WHAT IS EXPECTED: Reproduce each record exactly, leaving nothing out.

(Interface dataset entries)
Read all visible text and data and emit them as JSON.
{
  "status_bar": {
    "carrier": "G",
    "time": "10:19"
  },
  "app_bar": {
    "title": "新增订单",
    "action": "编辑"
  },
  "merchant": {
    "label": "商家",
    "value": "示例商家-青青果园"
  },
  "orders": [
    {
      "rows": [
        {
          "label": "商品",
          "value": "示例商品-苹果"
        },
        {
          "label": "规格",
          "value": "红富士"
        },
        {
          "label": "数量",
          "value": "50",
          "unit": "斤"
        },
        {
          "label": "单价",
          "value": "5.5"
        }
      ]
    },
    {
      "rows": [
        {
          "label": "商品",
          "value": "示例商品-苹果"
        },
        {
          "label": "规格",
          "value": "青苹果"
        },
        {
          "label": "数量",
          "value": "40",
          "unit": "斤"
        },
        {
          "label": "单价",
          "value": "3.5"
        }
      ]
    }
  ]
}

EXERCISE SOLUTION:
Read all visible text and data and emit them as JSON.
{
  "status_bar": {
    "carrier": "G",
    "time": "10:19"
  },
  "app_bar": {
    "title": "新增订单",
    "action": "编辑"
  },
  "merchant": {
    "label": "商家",
    "value": "示例商家-青青果园"
  },
  "orders": [
    {
      "rows": [
        {
          "label": "商品",
          "value": "示例商品-苹果"
        },
        {
          "label": "规格",
          "value": "红富士"
        },
        {
          "label": "数量",
          "value": "50",
          "unit": "斤"
        },
        {
          "label": "单价",
          "value": "5.5"
        }
      ]
    },
    {
      "rows": [
        {
          "label": "商品",
          "value": "示例商品-苹果"
        },
        {
          "label": "规格",
          "value": "青苹果"
        },
        {
          "label": "数量",
          "value": "40",
          "unit": "斤"
        },
        {
          "label": "单价",
          "value": "3.5"
        }
      ]
    }
  ]
}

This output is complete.